Find every line with the string "help" in the material below and copy it.

--------------------

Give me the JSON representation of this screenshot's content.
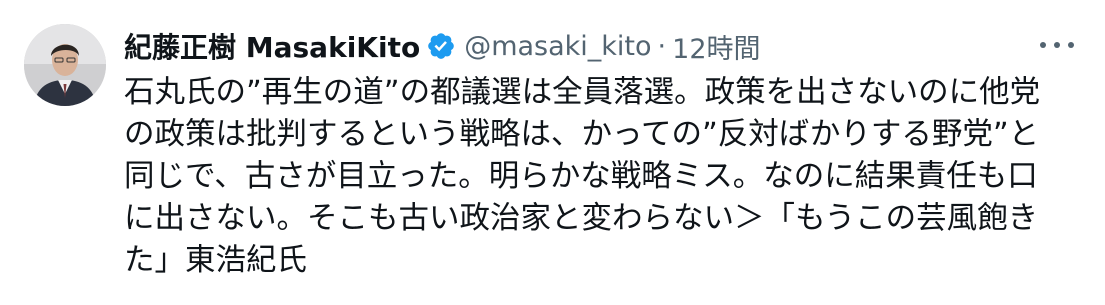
{
  "author": {
    "display_name": "紀藤正樹 MasakiKito",
    "handle": "@masaki_kito",
    "separator": "·",
    "timestamp": "12時間",
    "verified_icon": "verified-badge-icon",
    "avatar_icon": "profile-photo"
  },
  "menu": {
    "icon": "more-options-icon"
  },
  "tweet": {
    "lines": [
      "石丸氏の”再生の道”の都議選は全員落選。政策を出さないのに他党",
      "の政策は批判するという戦略は、かっての”反対ばかりする野党”と",
      "同じで、古さが目立った。明らかな戦略ミス。なのに結果責任も口",
      "に出さない。そこも古い政治家と変わらない＞「もうこの芸風飽き",
      "た」東浩紀氏"
    ]
  },
  "colors": {
    "text": "#0f1419",
    "secondary": "#536471",
    "verified": "#1d9bf0"
  }
}
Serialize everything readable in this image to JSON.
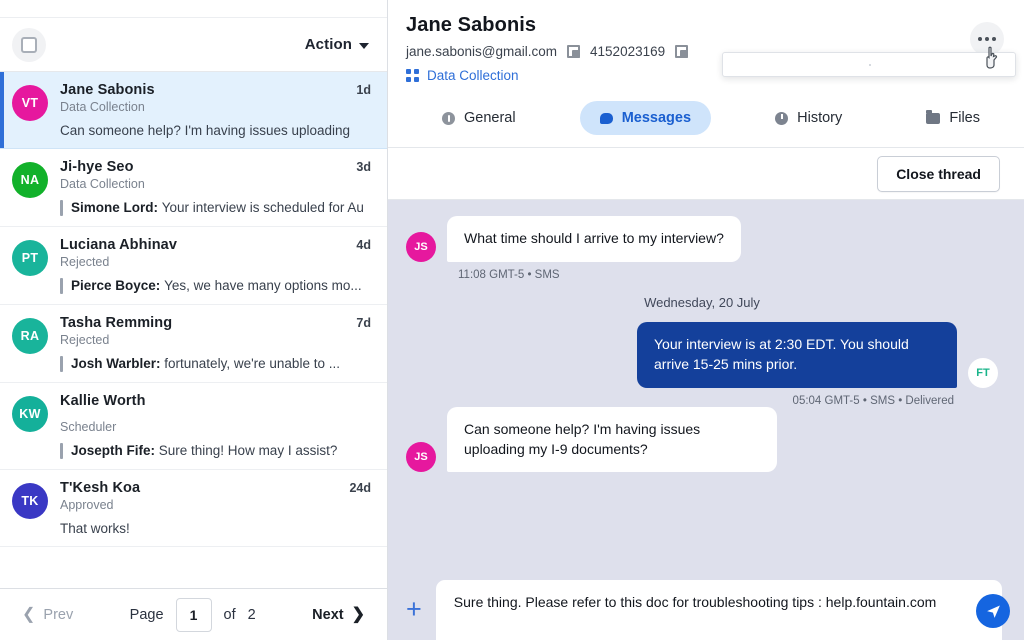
{
  "sidebar": {
    "toolbar": {
      "checkbox_label": "select-all",
      "action_label": "Action"
    },
    "threads": [
      {
        "initials": "VT",
        "color": "#e6189e",
        "name": "Jane Sabonis",
        "stage": "Data Collection",
        "time": "1d",
        "preview_sender": "",
        "preview": "Can someone help? I'm having issues uploading",
        "selected": true
      },
      {
        "initials": "NA",
        "color": "#12b12a",
        "name": "Ji-hye Seo",
        "stage": "Data Collection",
        "time": "3d",
        "preview_sender": "Simone Lord:",
        "preview": "Your interview is scheduled for Au",
        "selected": false
      },
      {
        "initials": "PT",
        "color": "#19b49b",
        "name": "Luciana Abhinav",
        "stage": "Rejected",
        "time": "4d",
        "preview_sender": "Pierce Boyce:",
        "preview": "Yes, we have many options mo...",
        "selected": false
      },
      {
        "initials": "RA",
        "color": "#19b49b",
        "name": "Tasha Remming",
        "stage": "Rejected",
        "time": "7d",
        "preview_sender": "Josh Warbler:",
        "preview": "fortunately, we're unable to ...",
        "selected": false
      },
      {
        "initials": "KW",
        "color": "#14b09a",
        "name": "Kallie Worth",
        "stage": "Scheduler",
        "time": "",
        "preview_sender": "Josepth Fife:",
        "preview": "Sure thing! How may I assist?",
        "selected": false
      },
      {
        "initials": "TK",
        "color": "#3a38c4",
        "name": "T'Kesh Koa",
        "stage": "Approved",
        "time": "24d",
        "preview_sender": "",
        "preview": "That works!",
        "selected": false
      }
    ],
    "pagination": {
      "prev": "Prev",
      "page_label": "Page",
      "current": "1",
      "of": "of",
      "total": "2",
      "next": "Next"
    }
  },
  "detail": {
    "name": "Jane Sabonis",
    "email": "jane.sabonis@gmail.com",
    "phone": "4152023169",
    "tag": "Data Collection",
    "tabs": [
      {
        "label": "General",
        "icon": "info-icon",
        "active": false
      },
      {
        "label": "Messages",
        "icon": "message-bubble-icon",
        "active": true
      },
      {
        "label": "History",
        "icon": "clock-icon",
        "active": false
      },
      {
        "label": "Files",
        "icon": "folder-icon",
        "active": false
      }
    ],
    "close_thread_label": "Close thread"
  },
  "conversation": {
    "messages": [
      {
        "dir": "in",
        "initials": "JS",
        "color": "#e6189e",
        "text": "What time should I arrive to my interview?",
        "stamp": "11:08 GMT-5  •  SMS"
      },
      {
        "dir": "day",
        "text": "Wednesday, 20 July"
      },
      {
        "dir": "out",
        "initials": "FT",
        "color": "#ffffff",
        "text": "Your interview is at 2:30 EDT. You should arrive 15-25 mins prior.",
        "stamp": "05:04 GMT-5  •  SMS  •  Delivered"
      },
      {
        "dir": "in",
        "initials": "JS",
        "color": "#e6189e",
        "text": "Can someone help? I'm having issues uploading my I-9 documents?",
        "stamp": ""
      }
    ],
    "composer": {
      "value": "Sure thing. Please refer to this doc for troubleshooting tips : help.fountain.com",
      "add_label": "+",
      "send_label": "send"
    }
  }
}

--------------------

ANSWER SECTION —
        "preview": "Can someone help? I'm having issues uploading",
        "text": "Can someone help? I'm having issues uploading my I-9 documents?",
      "value": "Sure thing. Please refer to this doc for troubleshooting tips : help.fountain.com",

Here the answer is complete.